On 14 January 1899 the colony of La Llave was officially founded by a decree issued by Governor Maciá. However, Volga German families who had first settled in Brazil had already been living there for ten years. There were also some Italians in the colony.
Volga Germans settled in Colonia La Marta, approximately 15 kilometers from Federal City between the creeks of Federal Chico, Chircal, Ponciano, and Maturrango. A total of 1,923 hectars was assigned to Volga German settlers from Crespo and Diamante.
Colonia Los Ceibos changed its name in 1951 from El Sauce. Today it is administratively connected to Colonia Santa Ana.
Los Charrúas was founded with the establishment of the railway station there in the 1930s. Its layout was approved by a provincial resolution on 23 October 1941, and that is considered the official date of the village's founding.
Lucas Gonzélez was founded on 20 August 1888. The town is named in honor of Lucas González who served as Minister of Finance during the administrations of Bartolomé Mitre and Nicolás Avellaneda.
Many families from the Volga German communities in Entre Ríos moved to Lucas González over the years. Pastor Jakob Riffel, historian of the Volga Germans in Argentina, served the Lutheran parish here for many years.
Coming soon . . .
Aldea María Luisa was founded 17 August 1887.
Merou was founded in 1886. Volga German families settled there.
Nueva Vizcaya was founded in 1930 when the railroad reached the area. Many Volga German families relocated to the area after then.

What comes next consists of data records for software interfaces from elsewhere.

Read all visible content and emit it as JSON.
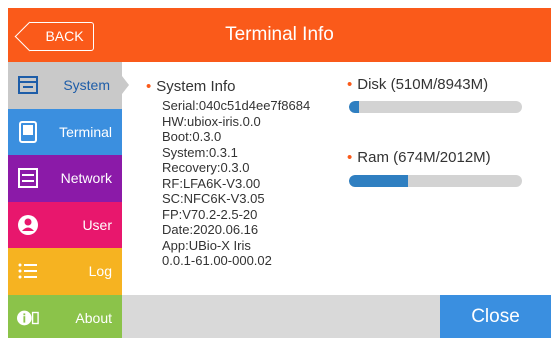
{
  "header": {
    "back_label": "BACK",
    "title": "Terminal Info"
  },
  "sidebar": {
    "items": [
      {
        "label": "System",
        "icon": "system-icon",
        "color": "#c9c9c9",
        "active": true
      },
      {
        "label": "Terminal",
        "icon": "terminal-icon",
        "color": "#3b8fdf",
        "active": false
      },
      {
        "label": "Network",
        "icon": "network-icon",
        "color": "#8b1aa8",
        "active": false
      },
      {
        "label": "User",
        "icon": "user-icon",
        "color": "#e8176d",
        "active": false
      },
      {
        "label": "Log",
        "icon": "log-icon",
        "color": "#f6b321",
        "active": false
      },
      {
        "label": "About",
        "icon": "info-icon",
        "color": "#8bc34a",
        "active": false
      }
    ]
  },
  "system_info": {
    "title": "System Info",
    "lines": [
      "Serial:040c51d4ee7f8684",
      "HW:ubiox-iris.0.0",
      "Boot:0.3.0",
      "System:0.3.1",
      "Recovery:0.3.0",
      "RF:LFA6K-V3.00",
      "SC:NFC6K-V3.05",
      "FP:V70.2-2.5-20",
      "Date:2020.06.16",
      "App:UBio-X Iris",
      "0.0.1-61.00-000.02"
    ]
  },
  "disk": {
    "title": "Disk (510M/8943M)",
    "used_fraction": 0.057
  },
  "ram": {
    "title": "Ram (674M/2012M)",
    "used_fraction": 0.335
  },
  "footer": {
    "close_label": "Close"
  },
  "colors": {
    "header": "#fa5a1a",
    "accent": "#2f7fc1",
    "close": "#3a8fe0"
  }
}
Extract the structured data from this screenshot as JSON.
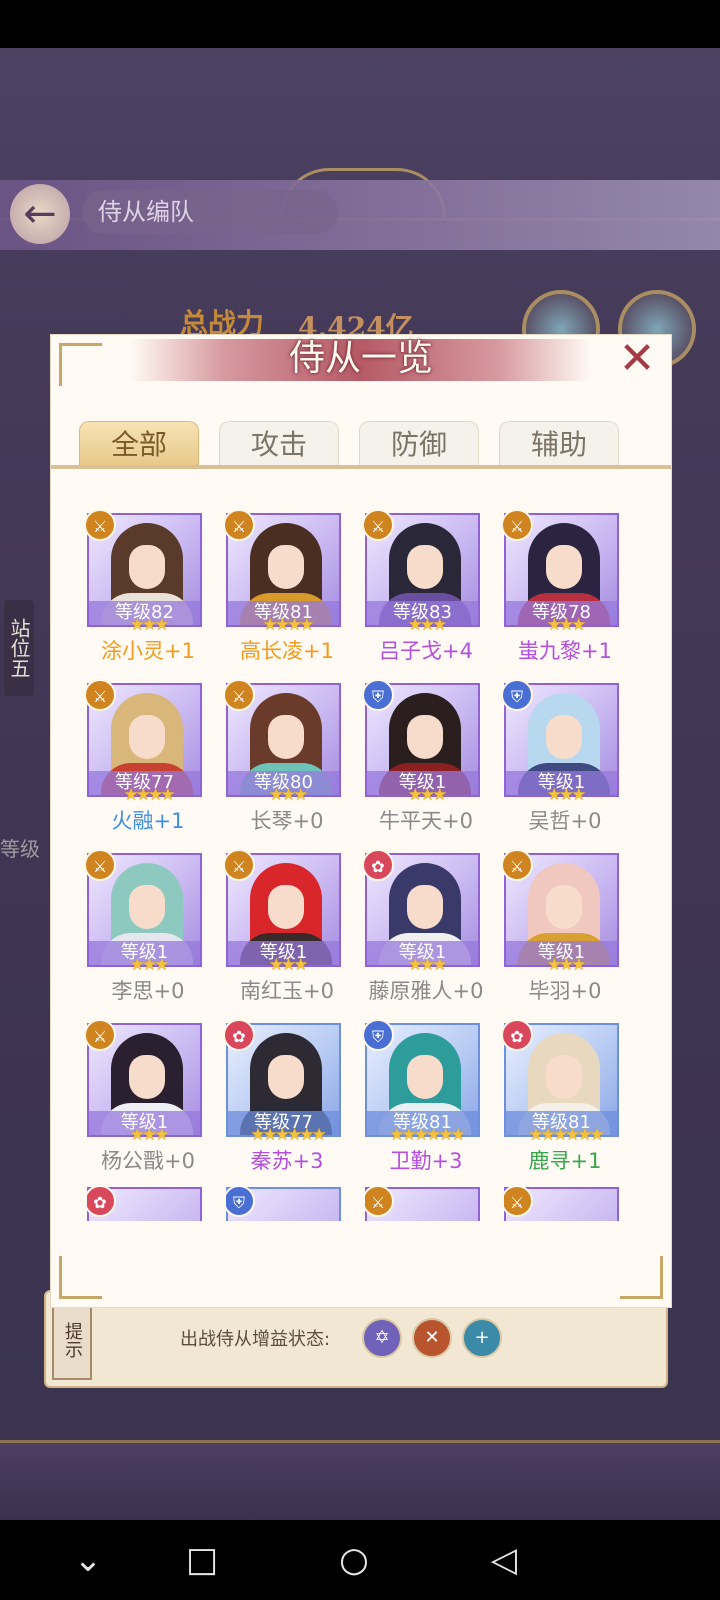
{
  "background": {
    "page_title": "侍从编队",
    "power_label": "总战力",
    "power_value": "4.424亿",
    "side_tag": "站位五",
    "level_text": "等级",
    "hint_label": "提示",
    "buff_label": "出战侍从增益状态:"
  },
  "modal": {
    "title": "侍从一览",
    "close_symbol": "✕",
    "tabs": [
      {
        "label": "全部",
        "active": true
      },
      {
        "label": "攻击",
        "active": false
      },
      {
        "label": "防御",
        "active": false
      },
      {
        "label": "辅助",
        "active": false
      }
    ]
  },
  "colors": {
    "orange_name": "#f39a1e",
    "purple_name": "#b34fe0",
    "blue_name": "#3c8fe8",
    "gray_name": "#8a8a8a",
    "green_name": "#3aa64c",
    "attack_icon": "#cf8420",
    "defense_icon": "#4a6fd4",
    "support_icon": "#d9475c"
  },
  "servants": [
    {
      "name": "涂小灵+1",
      "level": "等级82",
      "stars": 3,
      "type": "attack",
      "color": "orange",
      "frame": "purple",
      "hair": "#5a3a2a",
      "robe": "#e8e2d8"
    },
    {
      "name": "高长凌+1",
      "level": "等级81",
      "stars": 4,
      "type": "attack",
      "color": "orange",
      "frame": "purple",
      "hair": "#4a2e22",
      "robe": "#d89a2a"
    },
    {
      "name": "吕子戈+4",
      "level": "等级83",
      "stars": 3,
      "type": "attack",
      "color": "purple",
      "frame": "purple",
      "hair": "#2a2838",
      "robe": "#6a4fa0"
    },
    {
      "name": "蚩九黎+1",
      "level": "等级78",
      "stars": 3,
      "type": "attack",
      "color": "purple",
      "frame": "purple",
      "hair": "#2b2440",
      "robe": "#b83040"
    },
    {
      "name": "火融+1",
      "level": "等级77",
      "stars": 4,
      "type": "attack",
      "color": "blue",
      "frame": "purple",
      "hair": "#d9b77a",
      "robe": "#c84030"
    },
    {
      "name": "长琴+0",
      "level": "等级80",
      "stars": 3,
      "type": "attack",
      "color": "gray",
      "frame": "purple",
      "hair": "#6a3a2a",
      "robe": "#6fc2b8"
    },
    {
      "name": "牛平天+0",
      "level": "等级1",
      "stars": 3,
      "type": "defense",
      "color": "gray",
      "frame": "purple",
      "hair": "#2a1e1e",
      "robe": "#8a2020"
    },
    {
      "name": "吴哲+0",
      "level": "等级1",
      "stars": 3,
      "type": "defense",
      "color": "gray",
      "frame": "purple",
      "hair": "#b7d8ee",
      "robe": "#3e4a80"
    },
    {
      "name": "李思+0",
      "level": "等级1",
      "stars": 3,
      "type": "attack",
      "color": "gray",
      "frame": "purple",
      "hair": "#8ec9c0",
      "robe": "#e6e6ee"
    },
    {
      "name": "南红玉+0",
      "level": "等级1",
      "stars": 3,
      "type": "attack",
      "color": "gray",
      "frame": "purple",
      "hair": "#d8262a",
      "robe": "#3a2a2a"
    },
    {
      "name": "藤原雅人+0",
      "level": "等级1",
      "stars": 3,
      "type": "support",
      "color": "gray",
      "frame": "purple",
      "hair": "#3a3a6a",
      "robe": "#f0f0f0"
    },
    {
      "name": "毕羽+0",
      "level": "等级1",
      "stars": 3,
      "type": "attack",
      "color": "gray",
      "frame": "purple",
      "hair": "#f0c8c0",
      "robe": "#d8a030"
    },
    {
      "name": "杨公戬+0",
      "level": "等级1",
      "stars": 3,
      "type": "attack",
      "color": "gray",
      "frame": "purple",
      "hair": "#2a2030",
      "robe": "#eef0f6"
    },
    {
      "name": "秦苏+3",
      "level": "等级77",
      "stars": 6,
      "type": "support",
      "color": "purple",
      "frame": "blue",
      "hair": "#2e2a34",
      "robe": "#2a2a36"
    },
    {
      "name": "卫勤+3",
      "level": "等级81",
      "stars": 6,
      "type": "defense",
      "color": "purple",
      "frame": "blue",
      "hair": "#2f9c9c",
      "robe": "#e8f0f4"
    },
    {
      "name": "鹿寻+1",
      "level": "等级81",
      "stars": 6,
      "type": "support",
      "color": "green",
      "frame": "blue",
      "hair": "#e8d8c0",
      "robe": "#f4f0e8"
    }
  ],
  "peek_row": [
    {
      "type": "support"
    },
    {
      "type": "defense"
    },
    {
      "type": "attack"
    },
    {
      "type": "attack"
    }
  ],
  "icons": {
    "attack": "sword-icon",
    "defense": "shield-icon",
    "support": "lotus-icon",
    "nav_back": "triangle-back-icon",
    "nav_home": "circle-home-icon",
    "nav_recent": "square-recent-icon",
    "nav_down": "chevron-down-icon"
  },
  "nav": {
    "down": "⌄",
    "recent": "□",
    "home": "○",
    "back": "◁"
  }
}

Paraná, the capital of Entre Ríos Province, is located on banks of the Paraná River. It is connected with Santa Fe, the capital of neighboring Santa Fe Province, by the Hernandarias Subfluvial Tunnel which was completed in 1969. It's founding goes back to the construction of a chapel on the site on 23 October 1730. It officially became a village in 1813, and served as the capital of the Argentine Confederation between 1854 and 1861.